We just got a box of goods from our home church. It had a couple of books, some vitamins, Old Bay Seasoning, clarinet reeds, a table cloth, some letters from children and friends at our home church, and a couple of bottles of Screaming Hornets Hot Sauce. The box reminded me of a few things that international missionaries need from their home church.
1. Things they need to minister that are not available in their new locations. Chewable vitamins are very useful in the work that we do. But chewable vitamins are generally unavailable in the Philippines (or prohibitively expensive). Two books (one on missiology and one on family counseling) we got are available in the US but not here.
2. Things that are not available but add to quality of life. The table cloth we got is of a type that is unavailable here. Clarinet (and saxophone) reeds are available where we live, but only beginner types. We used to appreciate dark chocolate because it was unavailable… but times have changed and they are now easy to get here.
3. Things that are not available and connect one to home. The Philippines has a lot of great food, but some things from back home cannot be come by. Coming from Virginia there are some good things we miss. We miss good ham… but that’s not particularly realistic to ship. But the Old Bay Seasoning and the Screaming Hornets Hot Sauce are small, but important ways of connecting with home.
4. Verbal expressions. The letters remind us in a tangible way that we are connected with home. It is always good to know that we are remembered.
You know, the Philippines is our home now. But that does not mean that we have lost our old home. We have two homes. Missionaries need financial support, they need material support for ministry. But they also need things that connect them to friends and family and land that is their other home.

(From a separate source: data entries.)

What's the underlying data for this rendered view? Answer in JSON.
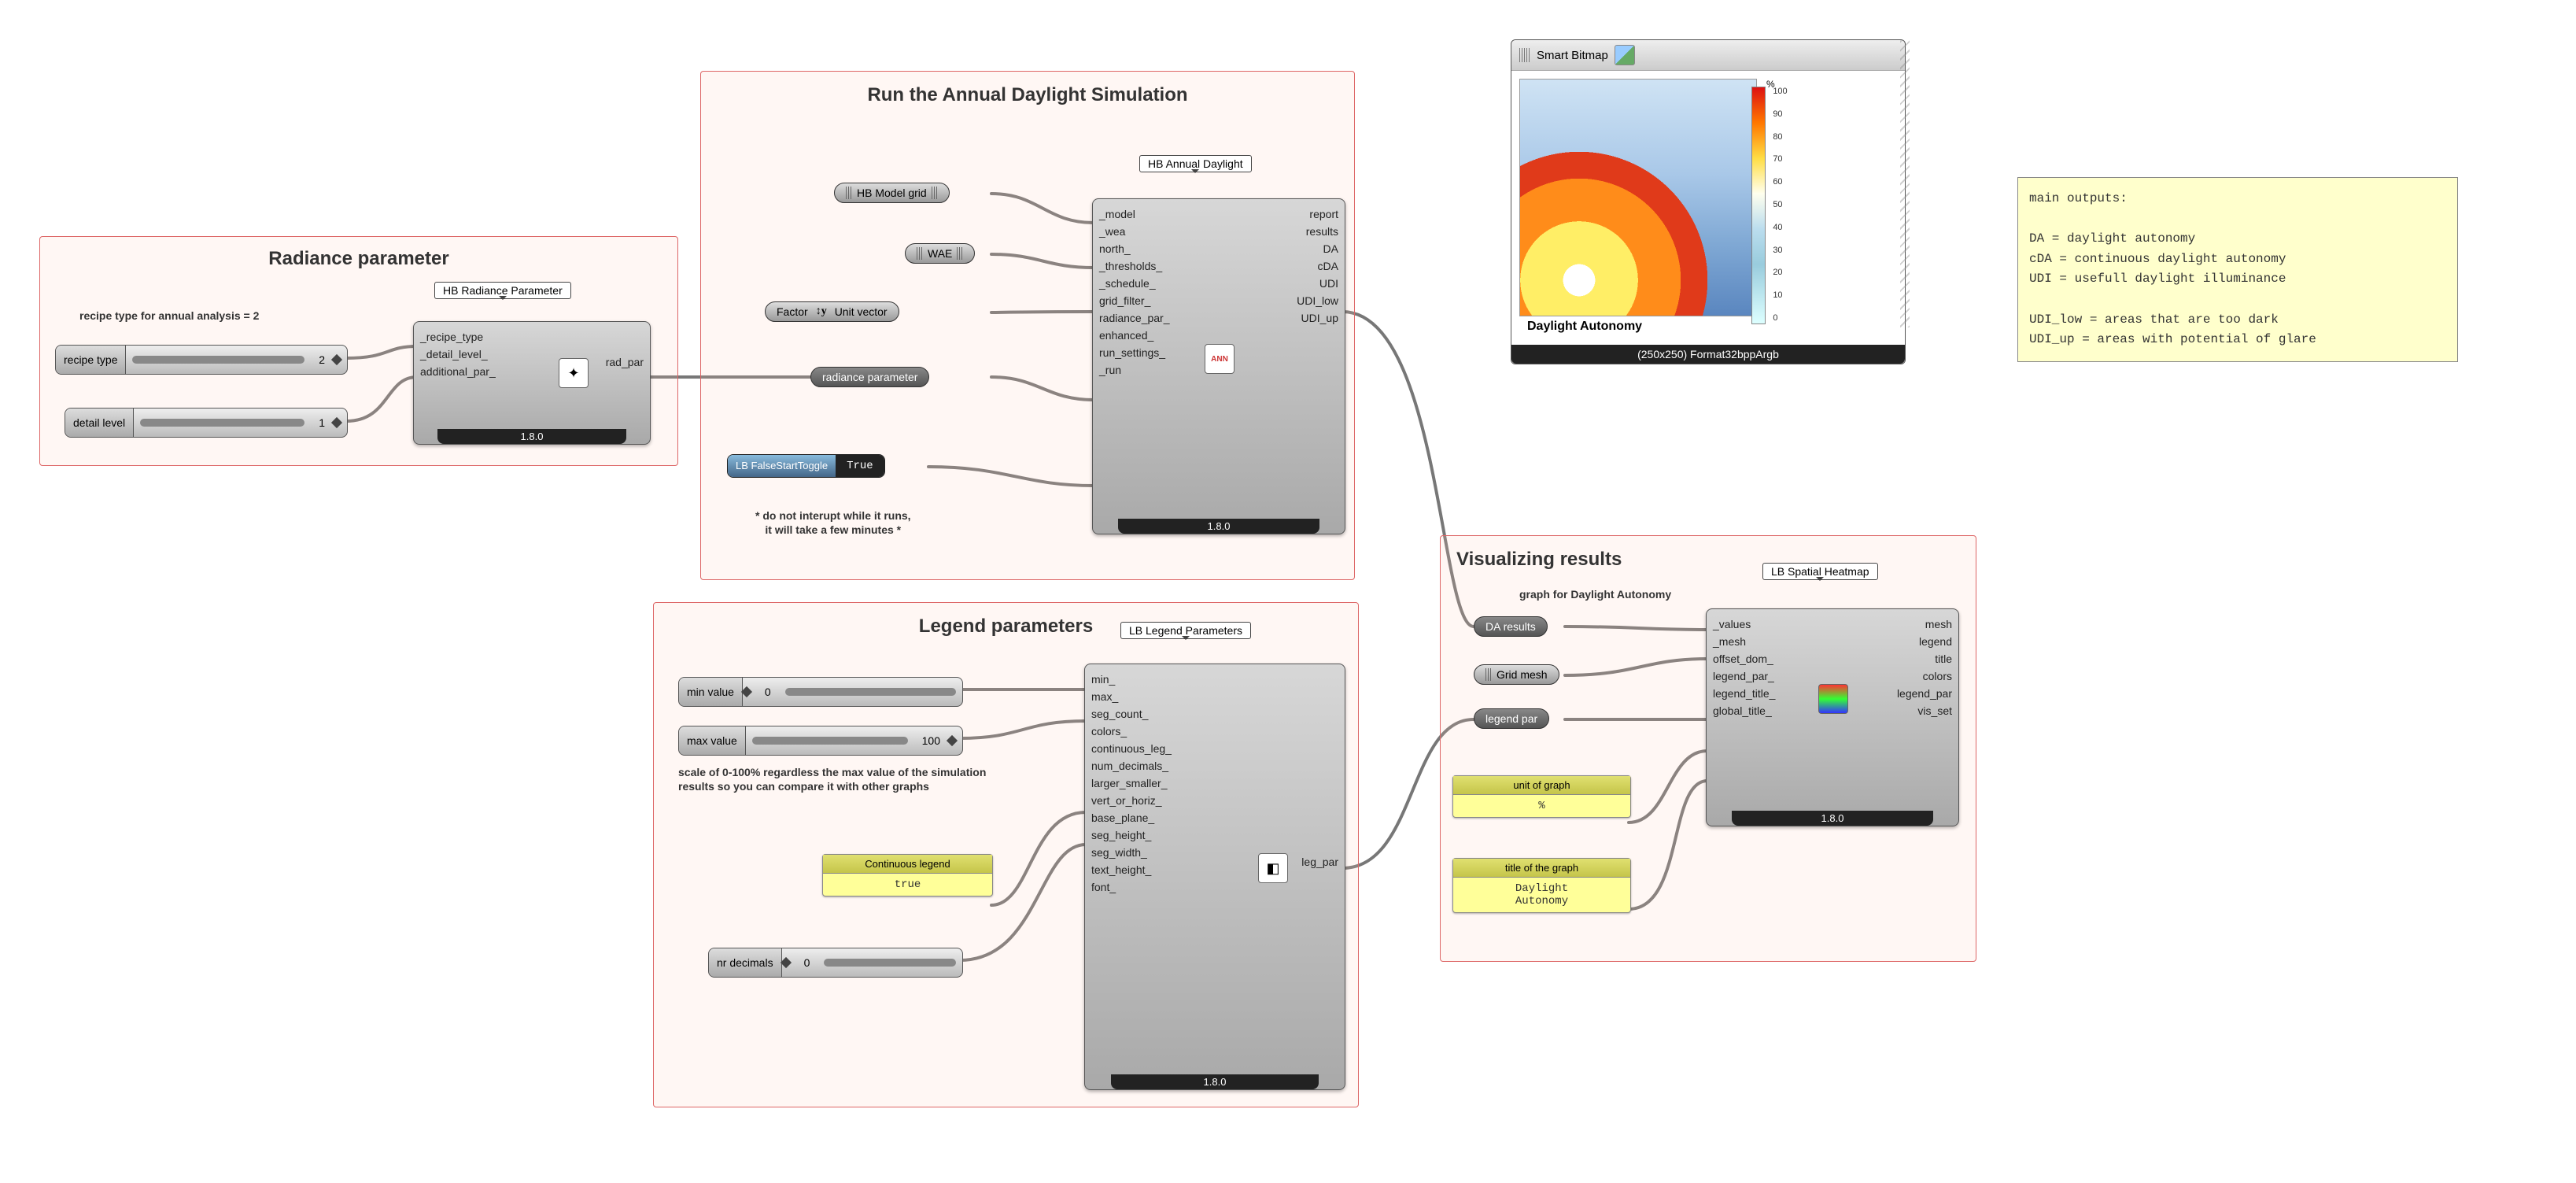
{
  "groups": {
    "radiance": {
      "title": "Radiance parameter",
      "sub": "recipe type for annual analysis = 2"
    },
    "sim": {
      "title": "Run the Annual Daylight Simulation",
      "note": "* do not interupt while it runs,\nit will take a few minutes *"
    },
    "legend": {
      "title": "Legend parameters",
      "note": "scale of 0-100% regardless the max value of the simulation results so you can compare it with other graphs"
    },
    "viz": {
      "title": "Visualizing results",
      "sub": "graph for Daylight Autonomy"
    }
  },
  "labels": {
    "hb_radiance": "HB Radiance Parameter",
    "hb_annual": "HB Annual Daylight",
    "lb_legend": "LB Legend Parameters",
    "lb_heat": "LB Spatial Heatmap"
  },
  "radiance_comp": {
    "inputs": [
      "_recipe_type",
      "_detail_level_",
      "additional_par_"
    ],
    "outputs": [
      "rad_par"
    ],
    "version": "1.8.0"
  },
  "annual_comp": {
    "inputs": [
      "_model",
      "_wea",
      "north_",
      "_thresholds_",
      "_schedule_",
      "grid_filter_",
      "radiance_par_",
      "enhanced_",
      "run_settings_",
      "_run"
    ],
    "outputs": [
      "report",
      "results",
      "DA",
      "cDA",
      "UDI",
      "UDI_low",
      "UDI_up"
    ],
    "version": "1.8.0"
  },
  "legend_comp": {
    "inputs": [
      "min_",
      "max_",
      "seg_count_",
      "colors_",
      "continuous_leg_",
      "num_decimals_",
      "larger_smaller_",
      "vert_or_horiz_",
      "base_plane_",
      "seg_height_",
      "seg_width_",
      "text_height_",
      "font_"
    ],
    "outputs": [
      "leg_par"
    ],
    "version": "1.8.0"
  },
  "heat_comp": {
    "inputs": [
      "_values",
      "_mesh",
      "offset_dom_",
      "legend_par_",
      "legend_title_",
      "global_title_"
    ],
    "outputs": [
      "mesh",
      "legend",
      "title",
      "colors",
      "legend_par",
      "vis_set"
    ],
    "version": "1.8.0"
  },
  "sliders": {
    "recipe_type": {
      "label": "recipe type",
      "value": "2"
    },
    "detail_level": {
      "label": "detail level",
      "value": "1"
    },
    "min_value": {
      "label": "min value",
      "value": "0"
    },
    "max_value": {
      "label": "max value",
      "value": "100"
    },
    "nr_decimals": {
      "label": "nr decimals",
      "value": "0"
    }
  },
  "capsules": {
    "hb_model_grid": "HB Model grid",
    "wae": "WAE",
    "unit_vector": "Unit vector",
    "factor": "Factor",
    "radiance_param": "radiance parameter",
    "da_results": "DA results",
    "grid_mesh": "Grid mesh",
    "legend_par": "legend par"
  },
  "toggle": {
    "label": "LB FalseStartToggle",
    "state": "True"
  },
  "panels": {
    "cont_legend": {
      "title": "Continuous legend",
      "body": "true"
    },
    "unit": {
      "title": "unit of graph",
      "body": "%"
    },
    "title_graph": {
      "title": "title of the graph",
      "body": "Daylight\nAutonomy"
    }
  },
  "bitmap": {
    "title": "Smart Bitmap",
    "caption": "Daylight Autonomy",
    "pct": "%",
    "footer": "(250x250) Format32bppArgb"
  },
  "note": "main outputs:\n\nDA = daylight autonomy\ncDA = continuous daylight autonomy\nUDI = usefull daylight illuminance\n\nUDI_low = areas that are too dark\nUDI_up = areas with potential of glare",
  "chart_data": {
    "type": "heatmap",
    "title": "Daylight Autonomy",
    "unit": "%",
    "legend_ticks": [
      100,
      90,
      80,
      70,
      60,
      50,
      40,
      30,
      20,
      10,
      0
    ],
    "grid_size": [
      250,
      250
    ],
    "note": "pixel-level heatmap values not readable from screenshot; gradient estimated visually — high (red/orange) lower-left, low (pale blue) upper-right"
  }
}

Being involved with a counseling center here in the Philippines, one of our ministries is providing member care— psychological, emotional, and spiritual support— for missionaries, particularly for Filipino missionaries that serve in other countries. The loneliness and depression that sense of disconnection is common. This is partly due to the common experience of being disconnected from home. Just because missionaries go to other countries, it should not be assumed that a part of them does not remain at home.
It is very difficult for those that feel cut off… rejected… at home. A box from home is not much… but it says a lot.